Web page and app entries
####################

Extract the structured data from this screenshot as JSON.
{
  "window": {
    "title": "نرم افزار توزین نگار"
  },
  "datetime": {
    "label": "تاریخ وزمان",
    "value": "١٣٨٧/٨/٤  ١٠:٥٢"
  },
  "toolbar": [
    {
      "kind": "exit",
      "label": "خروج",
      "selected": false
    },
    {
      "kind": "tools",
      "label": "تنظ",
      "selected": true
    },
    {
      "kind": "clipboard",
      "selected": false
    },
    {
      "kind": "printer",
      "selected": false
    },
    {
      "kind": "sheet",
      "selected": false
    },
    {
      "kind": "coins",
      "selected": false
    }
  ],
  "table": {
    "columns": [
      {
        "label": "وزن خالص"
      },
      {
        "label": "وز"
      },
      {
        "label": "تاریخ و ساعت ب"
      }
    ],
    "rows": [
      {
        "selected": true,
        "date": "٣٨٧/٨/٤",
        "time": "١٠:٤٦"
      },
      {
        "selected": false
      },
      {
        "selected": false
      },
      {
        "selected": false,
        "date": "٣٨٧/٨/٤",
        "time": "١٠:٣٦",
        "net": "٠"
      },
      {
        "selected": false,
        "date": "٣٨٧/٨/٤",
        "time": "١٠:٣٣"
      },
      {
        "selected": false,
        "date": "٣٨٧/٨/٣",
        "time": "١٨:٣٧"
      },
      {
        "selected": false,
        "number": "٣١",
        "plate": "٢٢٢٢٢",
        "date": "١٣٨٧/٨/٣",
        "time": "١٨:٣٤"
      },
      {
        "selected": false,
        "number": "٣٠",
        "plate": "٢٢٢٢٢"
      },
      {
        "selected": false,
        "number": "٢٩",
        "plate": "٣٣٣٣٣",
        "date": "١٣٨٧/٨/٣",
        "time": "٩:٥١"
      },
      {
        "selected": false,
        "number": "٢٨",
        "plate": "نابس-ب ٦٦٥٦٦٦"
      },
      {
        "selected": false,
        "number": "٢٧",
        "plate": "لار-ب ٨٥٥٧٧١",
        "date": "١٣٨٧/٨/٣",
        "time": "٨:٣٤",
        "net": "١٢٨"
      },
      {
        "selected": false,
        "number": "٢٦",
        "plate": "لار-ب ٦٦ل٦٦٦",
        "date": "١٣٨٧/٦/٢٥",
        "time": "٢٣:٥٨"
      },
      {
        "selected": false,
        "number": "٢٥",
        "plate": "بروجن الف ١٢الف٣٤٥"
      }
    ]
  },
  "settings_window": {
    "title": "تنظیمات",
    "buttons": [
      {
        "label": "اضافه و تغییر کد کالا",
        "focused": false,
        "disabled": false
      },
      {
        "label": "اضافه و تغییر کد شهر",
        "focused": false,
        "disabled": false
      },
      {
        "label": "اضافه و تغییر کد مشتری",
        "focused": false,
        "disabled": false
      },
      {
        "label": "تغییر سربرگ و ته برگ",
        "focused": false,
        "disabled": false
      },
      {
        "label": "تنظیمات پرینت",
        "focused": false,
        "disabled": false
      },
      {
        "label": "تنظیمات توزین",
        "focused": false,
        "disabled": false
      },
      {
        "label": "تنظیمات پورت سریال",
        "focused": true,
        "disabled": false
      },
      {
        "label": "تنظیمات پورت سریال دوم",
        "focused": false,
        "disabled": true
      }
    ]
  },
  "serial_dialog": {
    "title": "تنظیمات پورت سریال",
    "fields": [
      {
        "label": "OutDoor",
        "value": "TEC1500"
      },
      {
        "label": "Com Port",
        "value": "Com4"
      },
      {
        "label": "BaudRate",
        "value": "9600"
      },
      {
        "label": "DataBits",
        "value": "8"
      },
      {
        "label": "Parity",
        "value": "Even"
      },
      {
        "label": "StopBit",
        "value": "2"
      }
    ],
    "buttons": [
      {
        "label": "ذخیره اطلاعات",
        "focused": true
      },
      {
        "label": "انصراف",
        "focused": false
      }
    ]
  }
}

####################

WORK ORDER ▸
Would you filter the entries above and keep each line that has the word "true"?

PROBLEM SOLUTION ▸
      "selected": true
        "selected": true,
        "focused": true,
        "disabled": true
        "focused": true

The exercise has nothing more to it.